In elementary school, when we ran the timed mile, I was always embarrassed of my time, which typically was somewhere between 8 and 9 minutes. I remember envying the kids who seemed to breeze through the race in 6 or 7 minutes. I felt like I was moving in slow motion by comparison. Sunday morning, I could tell I was nervous for this race because I felt it in my stomach. Unlike many adult runners, I never ran cross-country or track growing up. In fact, I despised running for the sake of running. And, outside of the timed mile in elementary school, I have absolutely no experiencing running any races shorter than a 5k. This was likely the root of my nervousness. How would I know how much to exert myself for a 1 miler? How would I manage on tired legs from my long run yesterday? My coach told me to take it easy, but what did that mean?
I quizzed Michael, my SO, nervously Saturday night about how I should warm up and what my effort level should be. It is nice to have someone to collaborate with on race strategy. We decided I should warm up for 1-2 miles, picking up the pace for short bursts to get a feel for my form and breathing at my target speed, which I guessed was somewhere between a 6 and 7 minute per mile pace.
The race start was bustling with people running up and down 5th Avenue, like me, to warm up. Some racers were ‘in the zone’, executing wild-looking dynamic stretches. Others, who I presume were taking the race a bit less seriously, were chatting with friends. A few minutes before the heat ahead of mine entered their corral, women my age, 30-34, started lining up. After 10 minutes or so, we entered the corral and waited another 10 minutes to be sent off. I find the nervous energy in the corral both interesting and annoying. People are hopping, jumping, stretching, sizing up the competition, while others are nervously chatting with friends or strangers, and still more are taking selfies so they can update their Facebook / instagram / twitter / blogs ;] – you name it. I managed to wriggle my way up to the front of the corral so I was about 3 rows from the starting line. Good position. Historically, I would have avoided this, knowing I’m not the fastest in the pack, but I’ve been burned too many times by starting in the middle or back and getting stuck behind people far slower than I am. Now I plant myself as far forward as possible. Most racers around me were the hopping, jumping, stretching variety. Good, I thought to myself – they were taking this seriously.
We received a 1 minute warming from the MCs, shortly followed by “take your marks” and the sound of the starting gun. After a few quick steps, I was able to open up my stride. I felt good, but I was going a little too fast. I adjusted my pace and tried to settle in. Then my arms started to feel sort of numb. Soon after that I hear my SO shouting my name. And I see the twins. They were supposed to be at the half way point, but here they are just 200 meters in. As silly as this sounds, seeing them in an unexpected place (far too early) threw me off. I felt anger bubbling up. I was supposed to see them as I crested the hill at the half way point. It would literally all be downhill from there. Instead, I was about to go up a little hill and still had more than 75% of the race in front of me. I tried to clear my frustration from my head. It took a minute. Then I was able to focus again. My arms weren’t numb anymore, but people were beginning to overtake my by the midpoint, which was a little demoralizing. My quads are heavy and tired. Then I hear my name. My mom is cheering for me! A little boost. Soon I could see the finish line. My SO warned me not to kick it up a notch until I was very close so I waited until I was less than 2 blocks away and then gave it all I had. The race clock read 6:31 as I sputtered through.

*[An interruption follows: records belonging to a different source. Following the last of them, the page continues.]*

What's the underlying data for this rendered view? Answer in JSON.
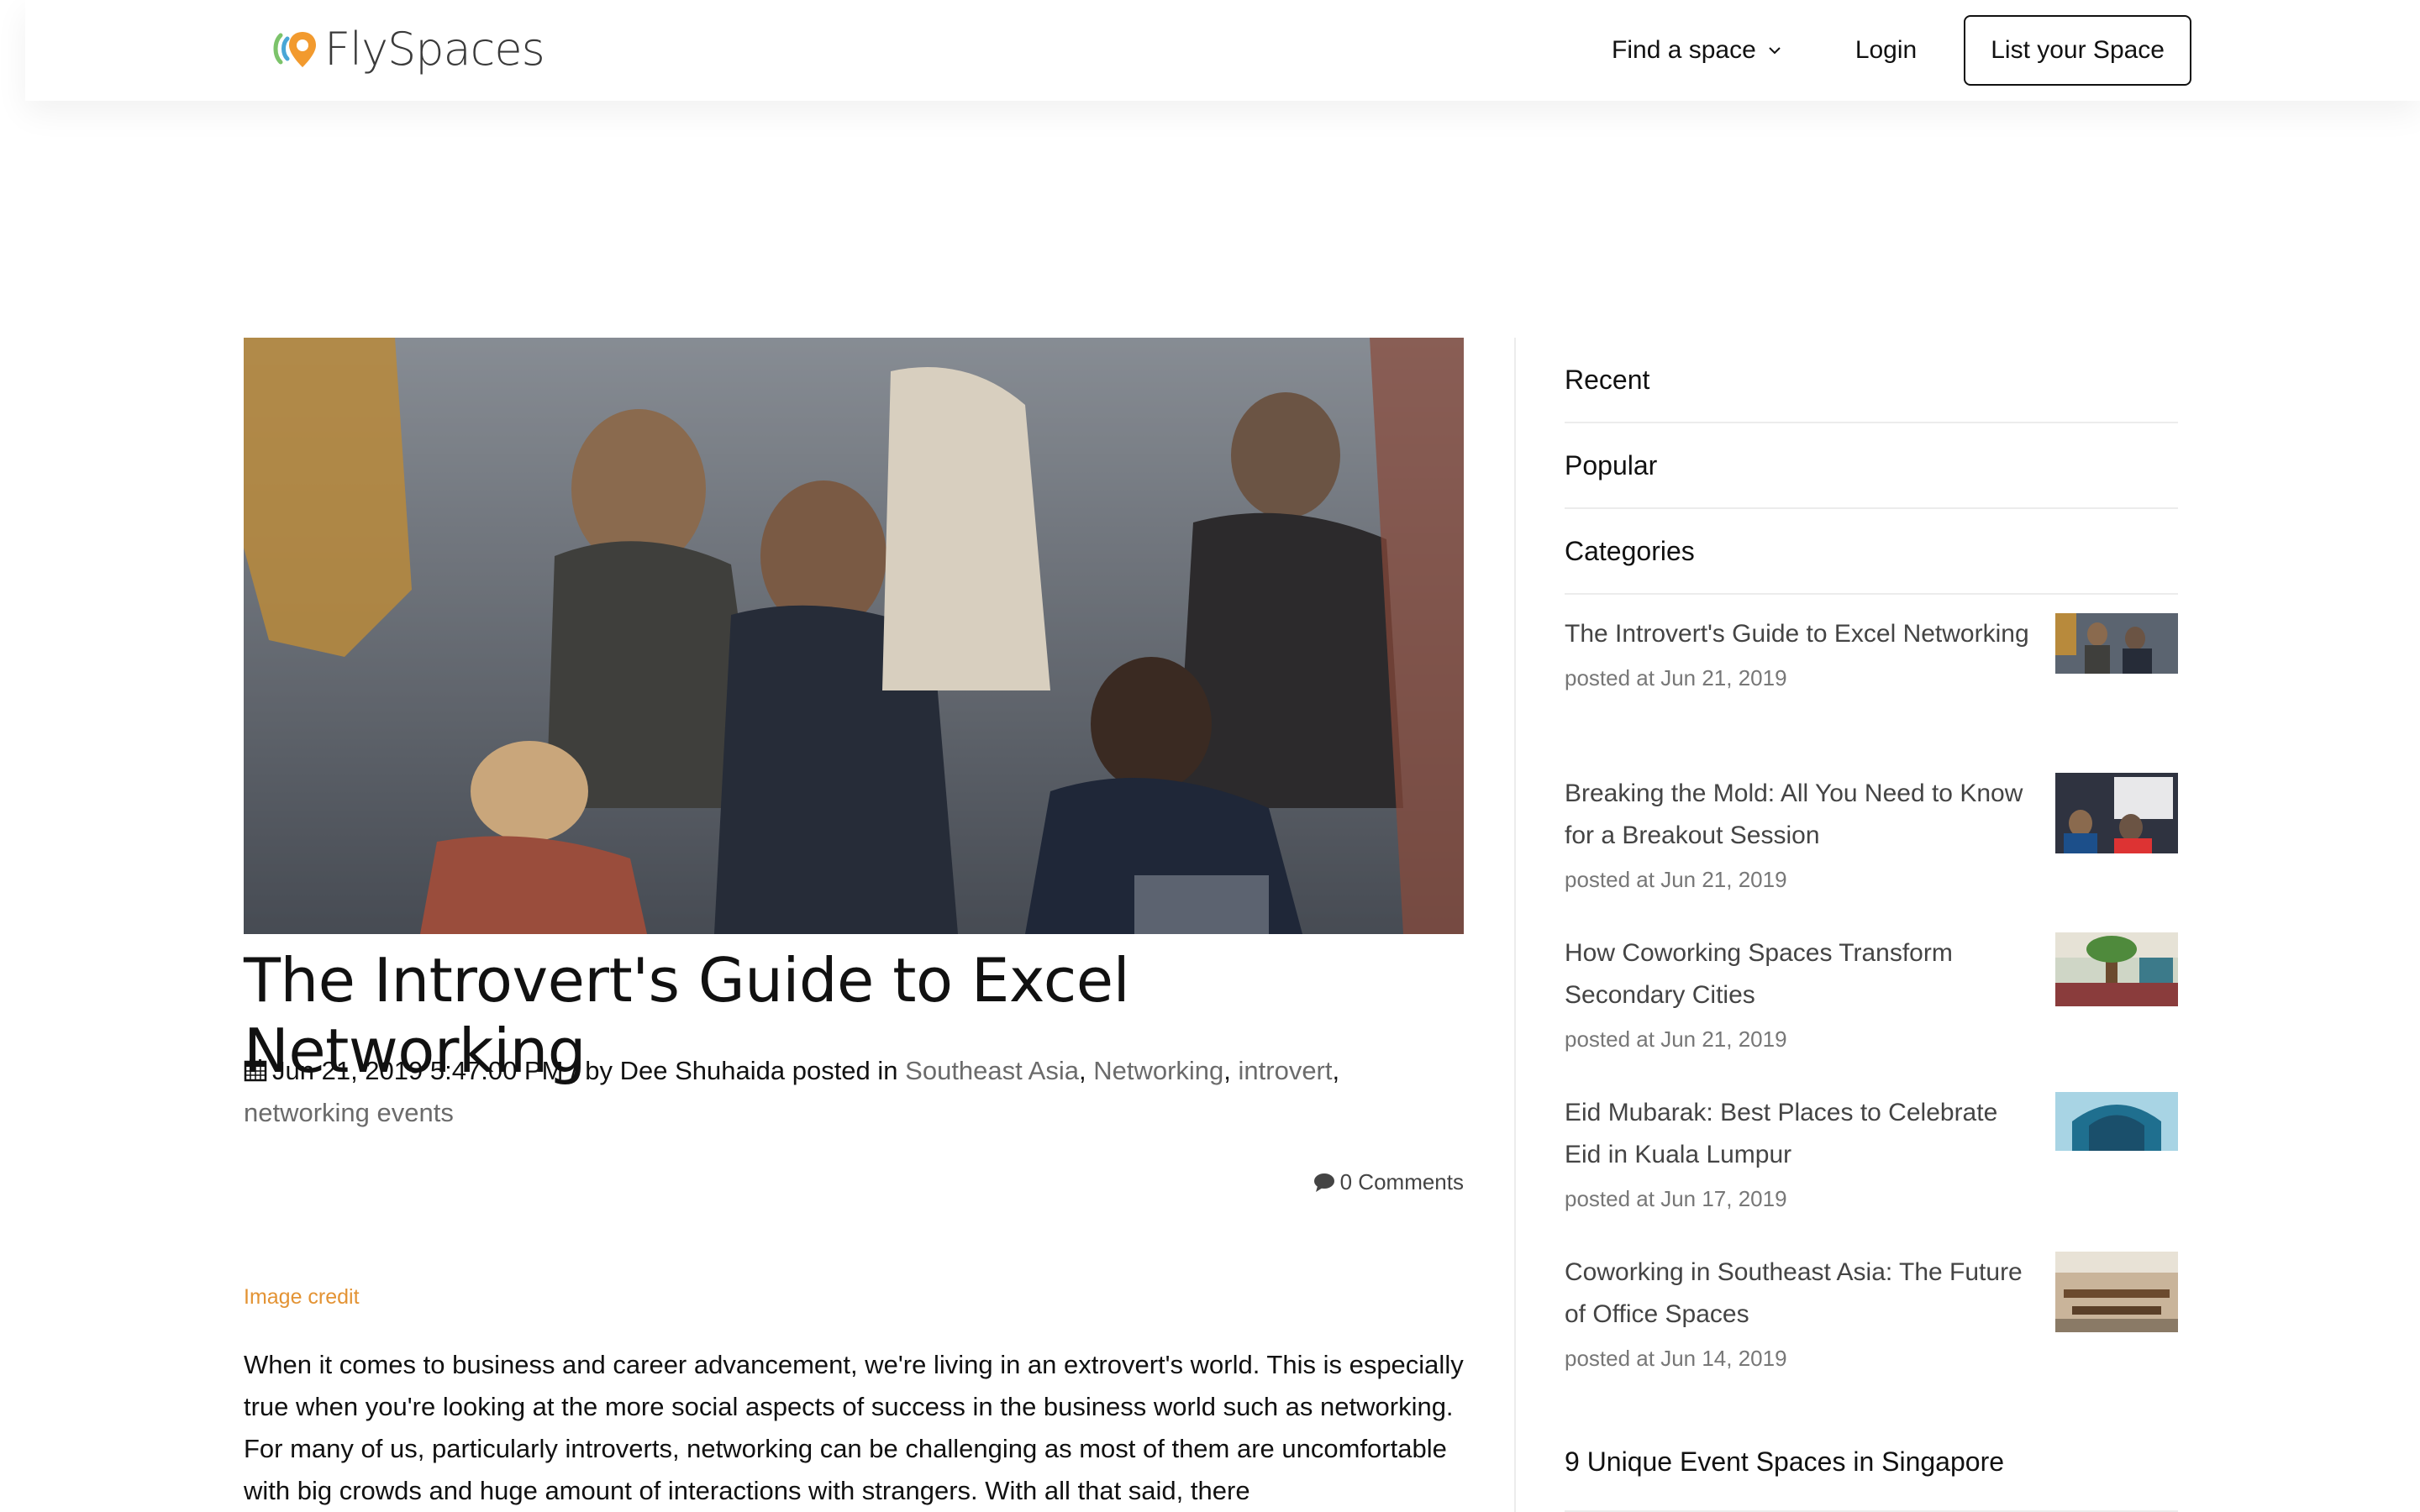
{
  "header": {
    "logo_text": "FlySpaces",
    "nav": {
      "find_label": "Find a space",
      "login_label": "Login",
      "list_label": "List your Space"
    }
  },
  "article": {
    "title": "The Introvert's Guide to Excel Networking",
    "meta": {
      "date": "Jun 21, 2019 5:47:00 PM / by Dee Shuhaida posted in",
      "tags": [
        "Southeast Asia",
        "Networking",
        "introvert",
        "networking events"
      ]
    },
    "comments_label": "0 Comments",
    "image_credit": "Image credit",
    "body": "When it comes to business and career advancement, we're living in an extrovert's world. This is especially true when you're looking at the more social aspects of success in the business world such as networking. For many of us, particularly introverts, networking can be challenging as most of them are uncomfortable with big crowds and huge amount of interactions with strangers. With all that said, there"
  },
  "sidebar": {
    "tabs": [
      "Recent",
      "Popular",
      "Categories"
    ],
    "posts": [
      {
        "title": "The Introvert's Guide to Excel Networking",
        "date": "posted at Jun 21, 2019"
      },
      {
        "title": "Breaking the Mold: All You Need to Know for a Breakout Session",
        "date": "posted at Jun 21, 2019"
      },
      {
        "title": "How Coworking Spaces Transform Secondary Cities",
        "date": "posted at Jun 21, 2019"
      },
      {
        "title": "Eid Mubarak: Best Places to Celebrate Eid in Kuala Lumpur",
        "date": "posted at Jun 17, 2019"
      },
      {
        "title": "Coworking in Southeast Asia: The Future of Office Spaces",
        "date": "posted at Jun 14, 2019"
      }
    ],
    "bottom_title": "9 Unique Event Spaces in Singapore"
  },
  "colors": {
    "accent": "#e39334",
    "tag_text": "#6b6b6b",
    "divider": "#ececec"
  }
}
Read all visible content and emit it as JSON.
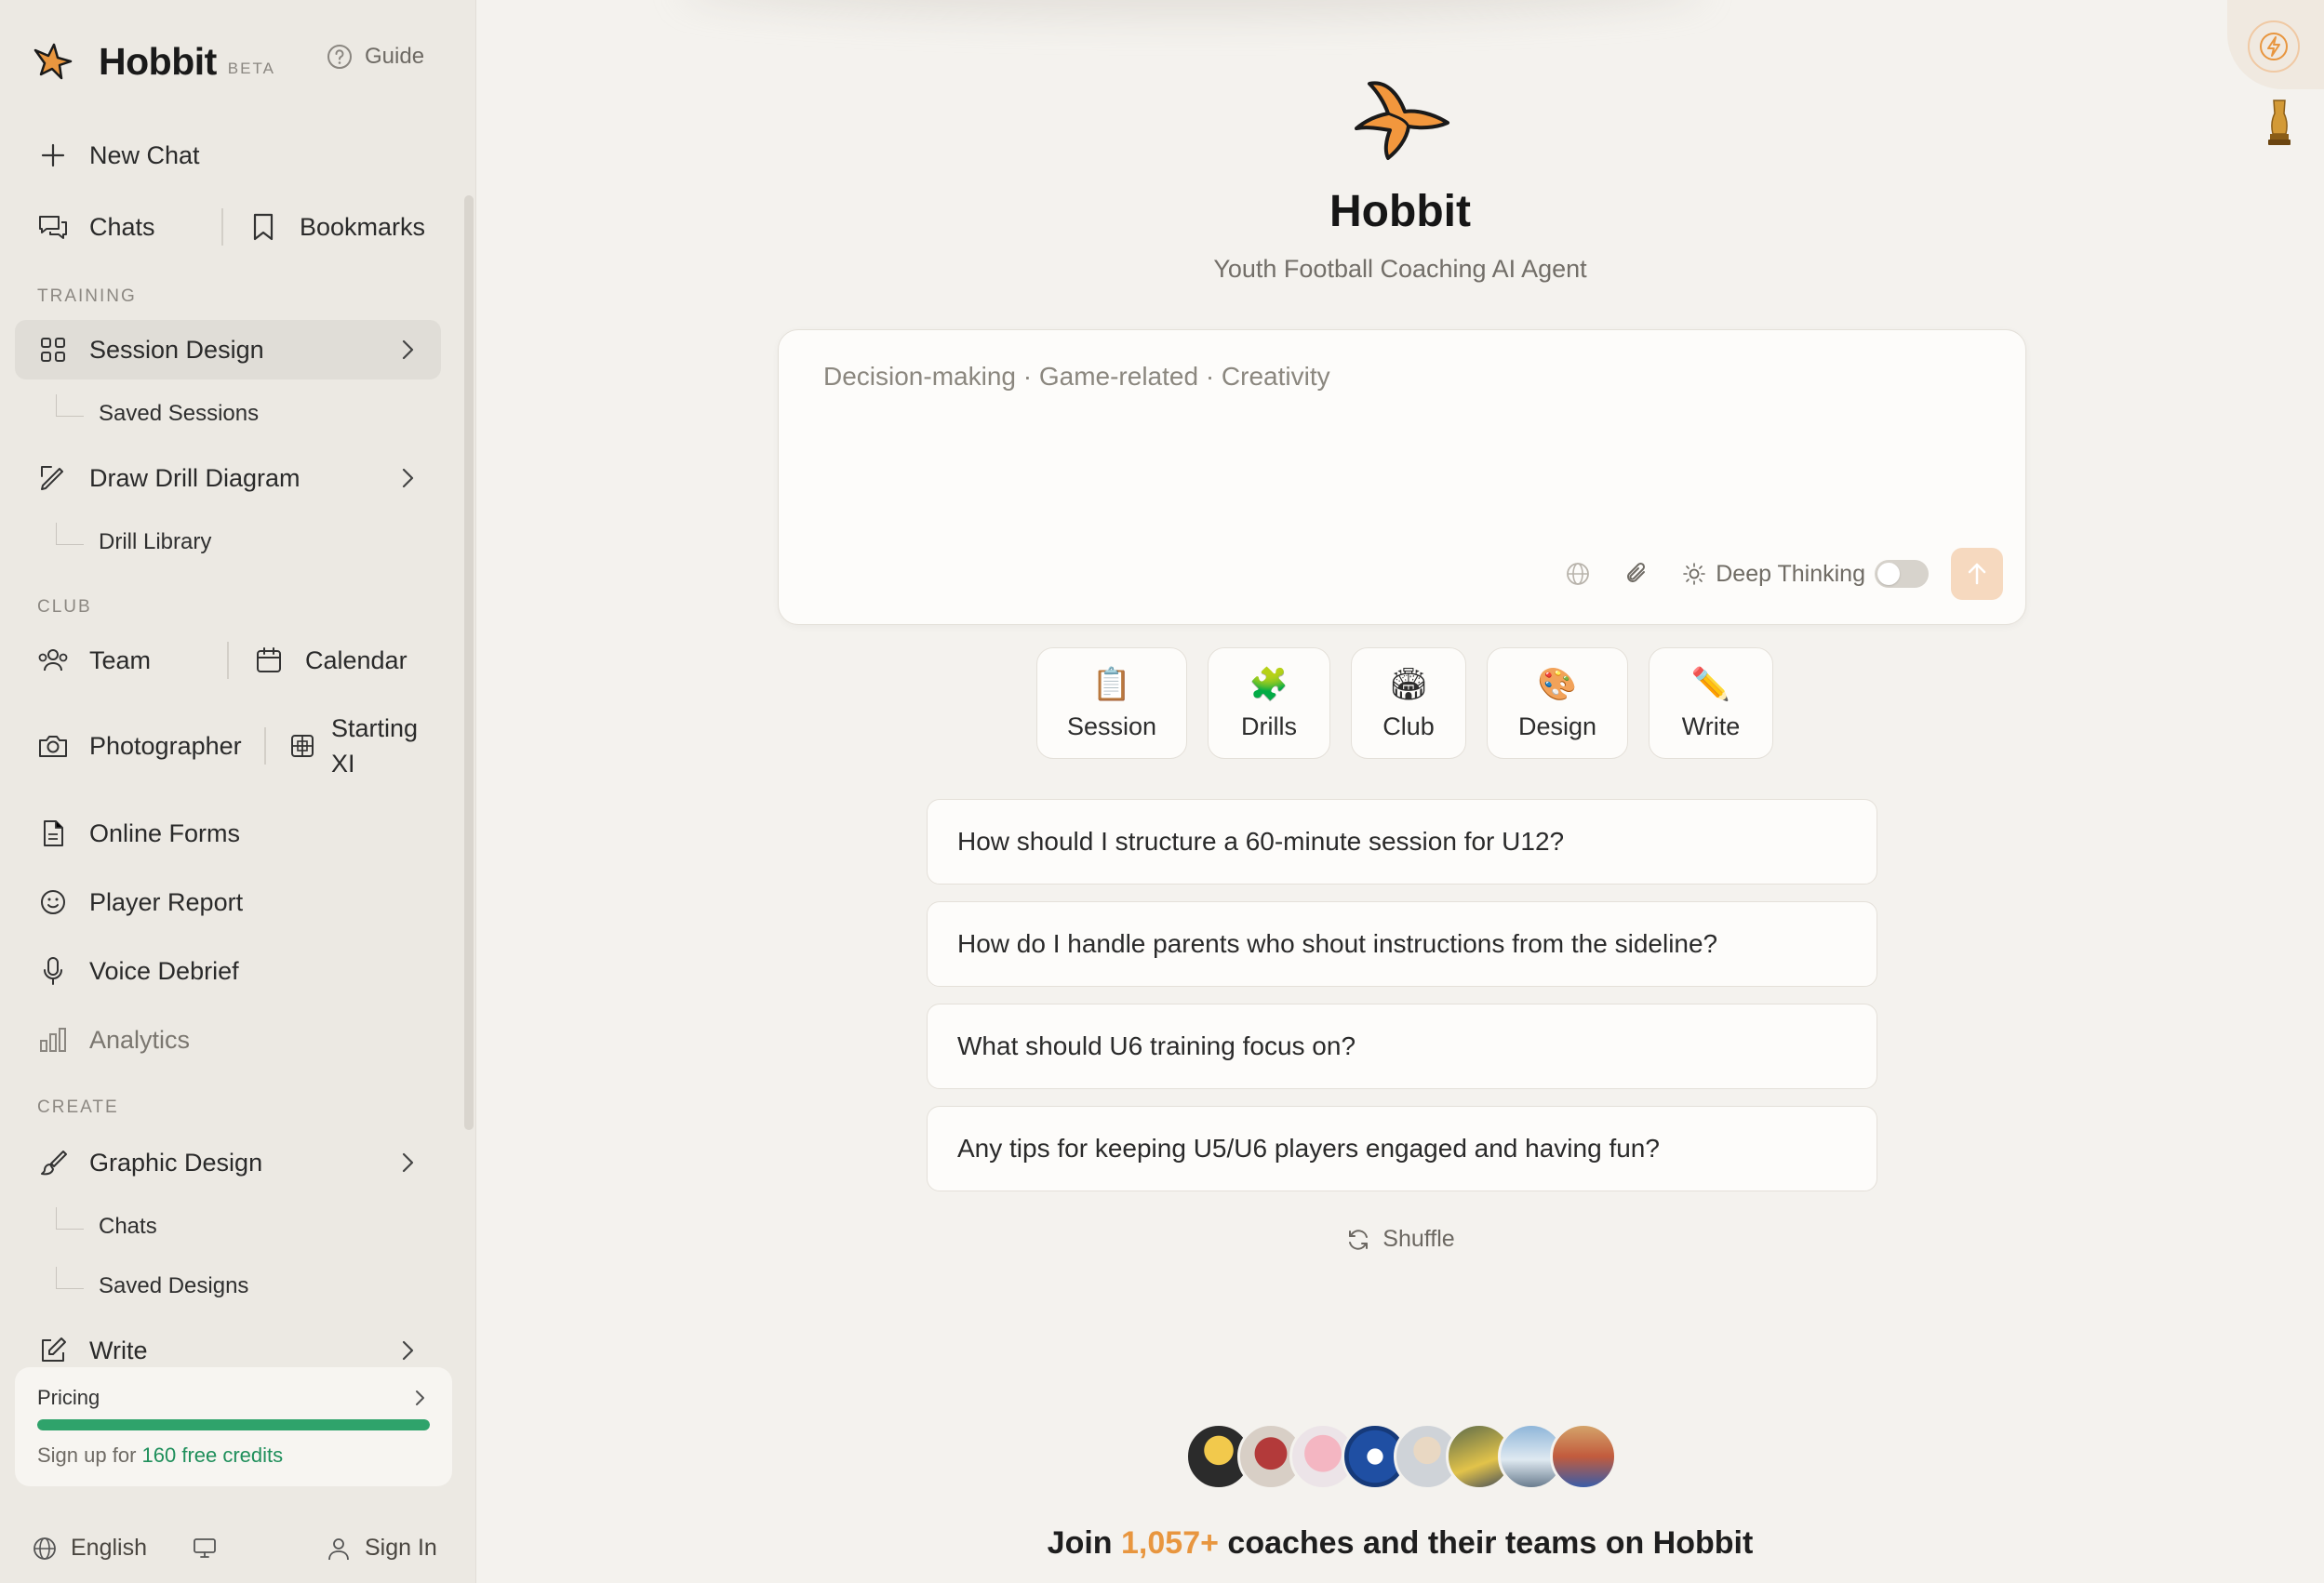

My mouth was dry. Even my lungs felt dry. Coughing and hacking, I grabbed some water and made my way back uptown to reunite with my crew. Due to typical toddler antics, which almost always involve poop (right??), my SO and the twins barely made it out of the apartment in time to see me race, which is why they appeared on the course earlier than expected. All’s well that ends well.
We watched my SO race – he did well. Then we stuck around for the 60-69 year olds and 70+ age group. These are my favorites to watch. There are some seriously fit people in their 60s, 70s and 80s. Since this race is one of the few I spectate that has heats going off by age, I really enjoy watching each age group. I aspire to be one of those active 70+ year olds one day.
I hoped to see the pros race at 1pm, but the twins needed a nap so we walked my mom to her apartment and then jogged home so the twins could take a nap. My SO headed back out to watch the pros and I followed on social media. Their times are insane – sub 4 for the top men and sub 4:30 for the top women. I cannot fathom it & I love it.